(Data about app and page elements)
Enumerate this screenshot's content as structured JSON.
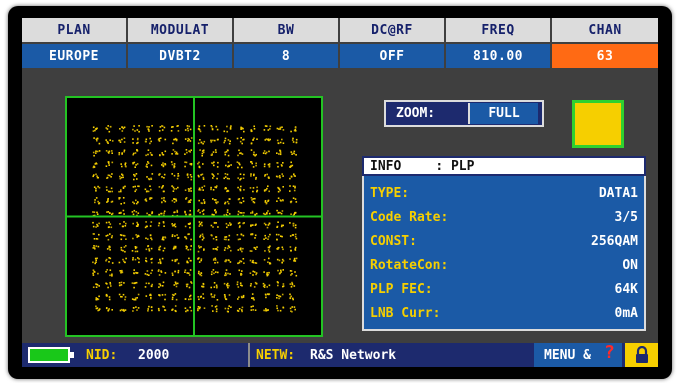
{
  "header": {
    "columns": [
      {
        "label": "PLAN",
        "value": "EUROPE"
      },
      {
        "label": "MODULAT",
        "value": "DVBT2"
      },
      {
        "label": "BW",
        "value": "8"
      },
      {
        "label": "DC@RF",
        "value": "OFF"
      },
      {
        "label": "FREQ",
        "value": "810.00"
      },
      {
        "label": "CHAN",
        "value": "63"
      }
    ]
  },
  "zoom": {
    "label": "ZOOM:",
    "value": "FULL"
  },
  "info": {
    "title": "INFO",
    "title_value": ": PLP",
    "rows": [
      {
        "key": "TYPE:",
        "value": "DATA1"
      },
      {
        "key": "Code Rate:",
        "value": "3/5"
      },
      {
        "key": "CONST:",
        "value": "256QAM"
      },
      {
        "key": "RotateCon:",
        "value": "ON"
      },
      {
        "key": "PLP FEC:",
        "value": "64K"
      },
      {
        "key": "LNB Curr:",
        "value": "0mA"
      }
    ]
  },
  "footer": {
    "nid_label": "NID:",
    "nid_value": "2000",
    "netw_label": "NETW:",
    "netw_value": "R&S Network",
    "menu_label": "MENU &",
    "help_glyph": "?"
  },
  "colors": {
    "accent": "#ff6a14",
    "panel_blue": "#1b5aa6",
    "navy": "#1d2a6e",
    "yellow": "#f6cf00",
    "green": "#23c323"
  },
  "icons": {
    "battery": "battery-icon",
    "lock": "lock-icon",
    "help": "question-icon"
  }
}
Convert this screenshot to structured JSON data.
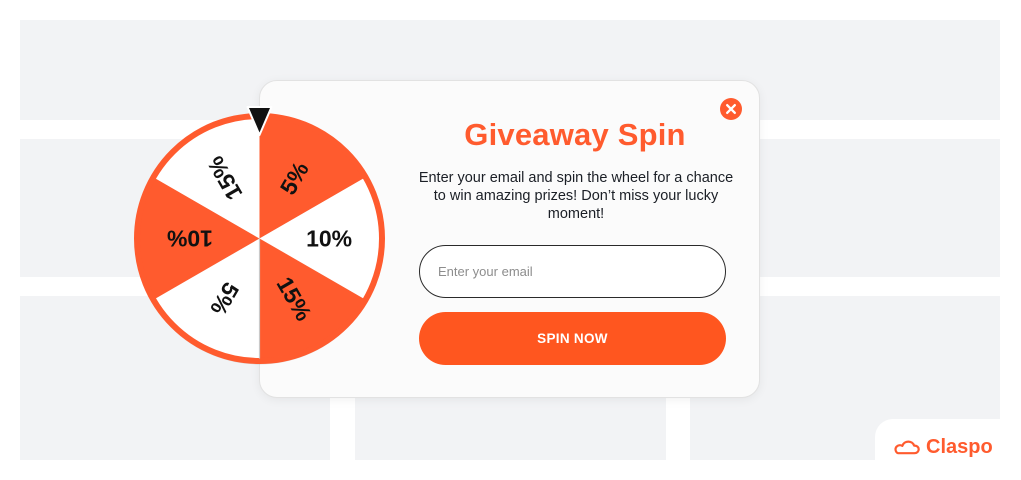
{
  "popup": {
    "title": "Giveaway Spin",
    "description": "Enter your email and spin the wheel for a chance to win amazing prizes! Don’t miss your lucky moment!",
    "email_placeholder": "Enter your email",
    "email_value": "",
    "spin_button_label": "SPIN NOW"
  },
  "wheel": {
    "segments": [
      {
        "label": "5%",
        "color": "orange"
      },
      {
        "label": "10%",
        "color": "white"
      },
      {
        "label": "15%",
        "color": "orange"
      },
      {
        "label": "5%",
        "color": "white"
      },
      {
        "label": "10%",
        "color": "orange"
      },
      {
        "label": "15%",
        "color": "white"
      }
    ]
  },
  "brand": {
    "logo_text": "Claspo"
  },
  "icons": {
    "close": "close-icon",
    "pointer": "triangle-pointer-icon",
    "brand": "cloud-logo-icon"
  },
  "colors": {
    "accent": "#ff5b2e",
    "button": "#ff561f",
    "background_block": "#f2f3f5",
    "text_dark": "#1b1f26"
  }
}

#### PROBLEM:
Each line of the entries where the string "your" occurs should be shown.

#### TASK SOLUTION:
    "description": "Enter your email and spin the wheel for a chance to win amazing prizes! Don’t miss your lucky moment!",
    "email_placeholder": "Enter your email",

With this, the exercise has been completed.